• WHAT THIS TASK INVOLVES: The listing is to be reproduced exactly, excluding its pictures.

• RECORDS FOR THE TASK:
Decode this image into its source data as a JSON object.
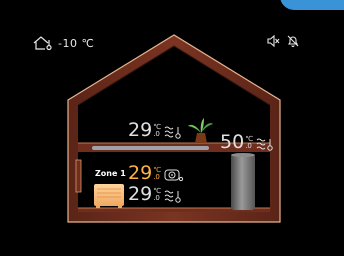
{
  "outdoor": {
    "temperature": "-10",
    "unit": "℃",
    "icon": "house-thermometer-icon"
  },
  "status_icons": [
    "speaker-muted-icon",
    "bell-off-icon"
  ],
  "upper_floor": {
    "temperature_int": "29",
    "temperature_decimal": ".0",
    "unit": "℃",
    "icon": "floor-heating-icon"
  },
  "tank": {
    "temperature_int": "50",
    "temperature_decimal": ".0",
    "unit": "℃",
    "icon": "tank-heating-icon"
  },
  "zone1": {
    "label": "Zone 1",
    "temperature_int": "29",
    "temperature_decimal": ".0",
    "unit": "℃",
    "icon": "thermostat-icon",
    "color": "#ffb347"
  },
  "zone_lower": {
    "temperature_int": "29",
    "temperature_decimal": ".0",
    "unit": "℃",
    "icon": "floor-heating-icon"
  },
  "colors": {
    "house_frame": "#6b2a1a",
    "house_edge": "#e7b48e",
    "accent": "#3a93d6"
  }
}
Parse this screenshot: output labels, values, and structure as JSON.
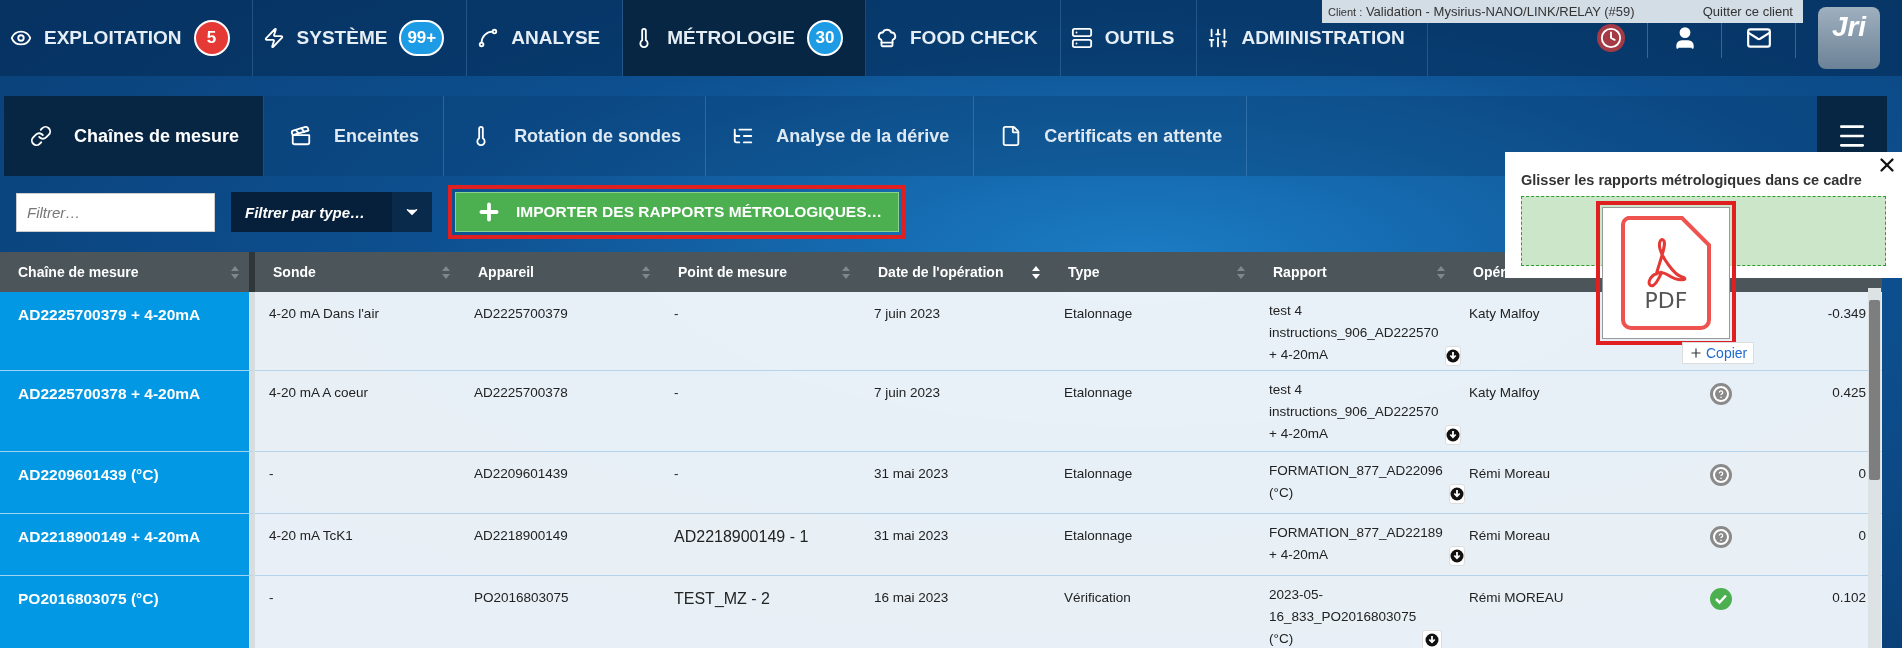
{
  "nav": {
    "items": [
      {
        "label": "EXPLOITATION",
        "selected": false,
        "badge": {
          "text": "5",
          "color": "#e53935"
        }
      },
      {
        "label": "SYSTÈME",
        "selected": false,
        "badge": {
          "text": "99+",
          "color": "#1e9be5"
        }
      },
      {
        "label": "ANALYSE",
        "selected": false
      },
      {
        "label": "MÉTROLOGIE",
        "selected": true,
        "badge": {
          "text": "30",
          "color": "#1e9be5"
        }
      },
      {
        "label": "FOOD CHECK",
        "selected": false
      },
      {
        "label": "OUTILS",
        "selected": false
      },
      {
        "label": "ADMINISTRATION",
        "selected": false
      }
    ],
    "client_bar": {
      "prefix": "Client :",
      "name": "Validation - Mysirius-NANO/LINK/RELAY (#59)",
      "action": "Quitter ce client"
    },
    "logo_text": "Jri"
  },
  "subtabs": [
    {
      "label": "Chaînes de mesure",
      "selected": true
    },
    {
      "label": "Enceintes",
      "selected": false
    },
    {
      "label": "Rotation de sondes",
      "selected": false
    },
    {
      "label": "Analyse de la dérive",
      "selected": false
    },
    {
      "label": "Certificats en attente",
      "selected": false
    }
  ],
  "toolbar": {
    "filter": {
      "placeholder": "Filtrer…"
    },
    "type_select": {
      "placeholder": "Filtrer par type…"
    },
    "import_button": {
      "label": "IMPORTER DES RAPPORTS MÉTROLOGIQUES…",
      "highlighted": true
    }
  },
  "table": {
    "columns": [
      {
        "label": "Chaîne de mesure",
        "kind": "sortable",
        "sorted": false
      },
      {
        "label": "Sonde",
        "kind": "sortable",
        "sorted": false
      },
      {
        "label": "Appareil",
        "kind": "sortable",
        "sorted": false
      },
      {
        "label": "Point de mesure",
        "kind": "sortable",
        "sorted": false
      },
      {
        "label": "Date de l'opération",
        "kind": "sortable",
        "sorted": true
      },
      {
        "label": "Type",
        "kind": "sortable",
        "sorted": false
      },
      {
        "label": "Rapport",
        "kind": "sortable",
        "sorted": false
      },
      {
        "label": "Opér",
        "kind": "plain"
      }
    ],
    "rows": [
      {
        "chain": "AD2225700379 + 4-20mA",
        "probe": "4-20 mA Dans l'air",
        "device": "AD2225700379",
        "point": "-",
        "point_emphasis": false,
        "date": "7 juin 2023",
        "type": "Etalonnage",
        "report": [
          "test 4",
          "instructions_906_AD222570",
          "+ 4-20mA"
        ],
        "operator": "Katy Malfoy",
        "value": "-0.349"
      },
      {
        "chain": "AD2225700378 + 4-20mA",
        "probe": "4-20 mA A coeur",
        "device": "AD2225700378",
        "point": "-",
        "point_emphasis": false,
        "date": "7 juin 2023",
        "type": "Etalonnage",
        "report": [
          "test 4",
          "instructions_906_AD222570",
          "+ 4-20mA"
        ],
        "operator": "Katy Malfoy",
        "verified": false,
        "value": "0.425"
      },
      {
        "chain": "AD2209601439 (°C)",
        "probe": "-",
        "device": "AD2209601439",
        "point": "-",
        "point_emphasis": false,
        "date": "31 mai 2023",
        "type": "Etalonnage",
        "report": [
          "FORMATION_877_AD22096",
          "(°C)"
        ],
        "operator": "Rémi Moreau",
        "verified": false,
        "value": "0"
      },
      {
        "chain": "AD2218900149 + 4-20mA",
        "probe": "4-20 mA TcK1",
        "device": "AD2218900149",
        "point": "AD2218900149 - 1",
        "point_emphasis": true,
        "date": "31 mai 2023",
        "type": "Etalonnage",
        "report": [
          "FORMATION_877_AD22189",
          "+ 4-20mA"
        ],
        "operator": "Rémi Moreau",
        "verified": false,
        "value": "0"
      },
      {
        "chain": "PO2016803075 (°C)",
        "probe": "-",
        "device": "PO2016803075",
        "point": "TEST_MZ - 2",
        "point_emphasis": true,
        "date": "16 mai 2023",
        "type": "Vérification",
        "report": [
          "2023-05-",
          "16_833_PO2016803075",
          "(°C)"
        ],
        "operator": "Rémi MOREAU",
        "verified": true,
        "value": "0.102"
      }
    ]
  },
  "drop_panel": {
    "title": "Glisser les rapports métrologiques dans ce cadre",
    "dragged_file": {
      "label": "PDF",
      "highlighted": true
    },
    "tooltip": "Copier"
  }
}
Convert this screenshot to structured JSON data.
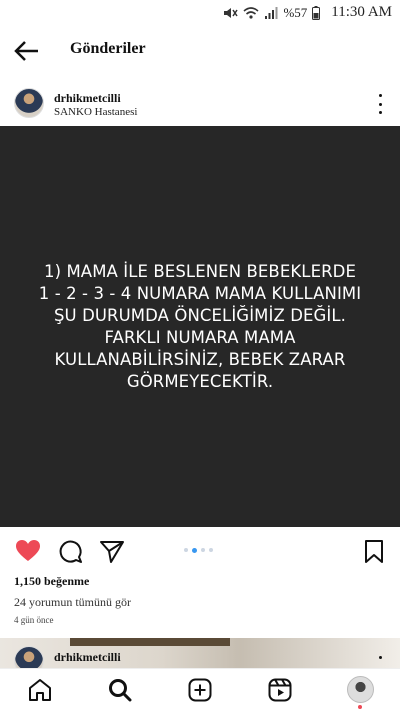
{
  "status_bar": {
    "battery": "%57",
    "time": "11:30 AM"
  },
  "header": {
    "title": "Gönderiler",
    "back_icon": "arrow-left-icon"
  },
  "post": {
    "username": "drhikmetcilli",
    "location": "SANKO Hastanesi",
    "image_text": "1) MAMA İLE BESLENEN BEBEKLERDE\n1 - 2 - 3 - 4 NUMARA MAMA KULLANIMI\nŞU DURUMDA ÖNCELİĞİMİZ DEĞİL.\nFARKLI NUMARA MAMA\nKULLANABİLİRSİNİZ, BEBEK ZARAR\nGÖRMEYECEKTİR.",
    "liked": true,
    "carousel_count": 4,
    "carousel_active": 2,
    "likes": "1,150 beğenme",
    "comments_link": "24 yorumun tümünü gör",
    "time_ago": "4 gün önce"
  },
  "next_post": {
    "username": "drhikmetcilli"
  },
  "bottom_nav": {
    "items": [
      "home-icon",
      "search-icon",
      "create-icon",
      "reels-icon",
      "profile-avatar"
    ],
    "active": "search-icon"
  },
  "colors": {
    "like": "#ed4956",
    "accent": "#3897f0",
    "image_bg": "#272727"
  }
}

• ANSWER FOR THIS EXERCISE:
Decode this image into its source data as a JSON object.
{
  "outdoor": {
    "temperature": "-10",
    "unit": "℃",
    "icon": "house-thermometer-icon"
  },
  "status_icons": [
    "speaker-muted-icon",
    "bell-off-icon"
  ],
  "upper_floor": {
    "temperature_int": "29",
    "temperature_decimal": ".0",
    "unit": "℃",
    "icon": "floor-heating-icon"
  },
  "tank": {
    "temperature_int": "50",
    "temperature_decimal": ".0",
    "unit": "℃",
    "icon": "tank-heating-icon"
  },
  "zone1": {
    "label": "Zone 1",
    "temperature_int": "29",
    "temperature_decimal": ".0",
    "unit": "℃",
    "icon": "thermostat-icon",
    "color": "#ffb347"
  },
  "zone_lower": {
    "temperature_int": "29",
    "temperature_decimal": ".0",
    "unit": "℃",
    "icon": "floor-heating-icon"
  },
  "colors": {
    "house_frame": "#6b2a1a",
    "house_edge": "#e7b48e",
    "accent": "#3a93d6"
  }
}
Parse this screenshot: output labels, values, and structure as JSON.
{
  "nav": {
    "items": [
      {
        "label": "EXPLOITATION",
        "selected": false,
        "badge": {
          "text": "5",
          "color": "#e53935"
        }
      },
      {
        "label": "SYSTÈME",
        "selected": false,
        "badge": {
          "text": "99+",
          "color": "#1e9be5"
        }
      },
      {
        "label": "ANALYSE",
        "selected": false
      },
      {
        "label": "MÉTROLOGIE",
        "selected": true,
        "badge": {
          "text": "30",
          "color": "#1e9be5"
        }
      },
      {
        "label": "FOOD CHECK",
        "selected": false
      },
      {
        "label": "OUTILS",
        "selected": false
      },
      {
        "label": "ADMINISTRATION",
        "selected": false
      }
    ],
    "client_bar": {
      "prefix": "Client :",
      "name": "Validation - Mysirius-NANO/LINK/RELAY (#59)",
      "action": "Quitter ce client"
    },
    "logo_text": "Jri"
  },
  "subtabs": [
    {
      "label": "Chaînes de mesure",
      "selected": true
    },
    {
      "label": "Enceintes",
      "selected": false
    },
    {
      "label": "Rotation de sondes",
      "selected": false
    },
    {
      "label": "Analyse de la dérive",
      "selected": false
    },
    {
      "label": "Certificats en attente",
      "selected": false
    }
  ],
  "toolbar": {
    "filter": {
      "placeholder": "Filtrer…"
    },
    "type_select": {
      "placeholder": "Filtrer par type…"
    },
    "import_button": {
      "label": "IMPORTER DES RAPPORTS MÉTROLOGIQUES…",
      "highlighted": true
    }
  },
  "table": {
    "columns": [
      {
        "label": "Chaîne de mesure",
        "kind": "sortable",
        "sorted": false
      },
      {
        "label": "Sonde",
        "kind": "sortable",
        "sorted": false
      },
      {
        "label": "Appareil",
        "kind": "sortable",
        "sorted": false
      },
      {
        "label": "Point de mesure",
        "kind": "sortable",
        "sorted": false
      },
      {
        "label": "Date de l'opération",
        "kind": "sortable",
        "sorted": true
      },
      {
        "label": "Type",
        "kind": "sortable",
        "sorted": false
      },
      {
        "label": "Rapport",
        "kind": "sortable",
        "sorted": false
      },
      {
        "label": "Opér",
        "kind": "plain"
      }
    ],
    "rows": [
      {
        "chain": "AD2225700379 + 4-20mA",
        "probe": "4-20 mA Dans l'air",
        "device": "AD2225700379",
        "point": "-",
        "point_emphasis": false,
        "date": "7 juin 2023",
        "type": "Etalonnage",
        "report": [
          "test 4",
          "instructions_906_AD222570",
          "+ 4-20mA"
        ],
        "operator": "Katy Malfoy",
        "value": "-0.349"
      },
      {
        "chain": "AD2225700378 + 4-20mA",
        "probe": "4-20 mA A coeur",
        "device": "AD2225700378",
        "point": "-",
        "point_emphasis": false,
        "date": "7 juin 2023",
        "type": "Etalonnage",
        "report": [
          "test 4",
          "instructions_906_AD222570",
          "+ 4-20mA"
        ],
        "operator": "Katy Malfoy",
        "verified": false,
        "value": "0.425"
      },
      {
        "chain": "AD2209601439 (°C)",
        "probe": "-",
        "device": "AD2209601439",
        "point": "-",
        "point_emphasis": false,
        "date": "31 mai 2023",
        "type": "Etalonnage",
        "report": [
          "FORMATION_877_AD22096",
          "(°C)"
        ],
        "operator": "Rémi Moreau",
        "verified": false,
        "value": "0"
      },
      {
        "chain": "AD2218900149 + 4-20mA",
        "probe": "4-20 mA TcK1",
        "device": "AD2218900149",
        "point": "AD2218900149 - 1",
        "point_emphasis": true,
        "date": "31 mai 2023",
        "type": "Etalonnage",
        "report": [
          "FORMATION_877_AD22189",
          "+ 4-20mA"
        ],
        "operator": "Rémi Moreau",
        "verified": false,
        "value": "0"
      },
      {
        "chain": "PO2016803075 (°C)",
        "probe": "-",
        "device": "PO2016803075",
        "point": "TEST_MZ - 2",
        "point_emphasis": true,
        "date": "16 mai 2023",
        "type": "Vérification",
        "report": [
          "2023-05-",
          "16_833_PO2016803075",
          "(°C)"
        ],
        "operator": "Rémi MOREAU",
        "verified": true,
        "value": "0.102"
      }
    ]
  },
  "drop_panel": {
    "title": "Glisser les rapports métrologiques dans ce cadre",
    "dragged_file": {
      "label": "PDF",
      "highlighted": true
    },
    "tooltip": "Copier"
  }
}
Convert this screenshot to structured JSON data.
{
  "status_bar": {
    "battery": "%57",
    "time": "11:30 AM"
  },
  "header": {
    "title": "Gönderiler",
    "back_icon": "arrow-left-icon"
  },
  "post": {
    "username": "drhikmetcilli",
    "location": "SANKO Hastanesi",
    "image_text": "1) MAMA İLE BESLENEN BEBEKLERDE\n1 - 2 - 3 - 4 NUMARA MAMA KULLANIMI\nŞU DURUMDA ÖNCELİĞİMİZ DEĞİL.\nFARKLI NUMARA MAMA\nKULLANABİLİRSİNİZ, BEBEK ZARAR\nGÖRMEYECEKTİR.",
    "liked": true,
    "carousel_count": 4,
    "carousel_active": 2,
    "likes": "1,150 beğenme",
    "comments_link": "24 yorumun tümünü gör",
    "time_ago": "4 gün önce"
  },
  "next_post": {
    "username": "drhikmetcilli"
  },
  "bottom_nav": {
    "items": [
      "home-icon",
      "search-icon",
      "create-icon",
      "reels-icon",
      "profile-avatar"
    ],
    "active": "search-icon"
  },
  "colors": {
    "like": "#ed4956",
    "accent": "#3897f0",
    "image_bg": "#272727"
  }
}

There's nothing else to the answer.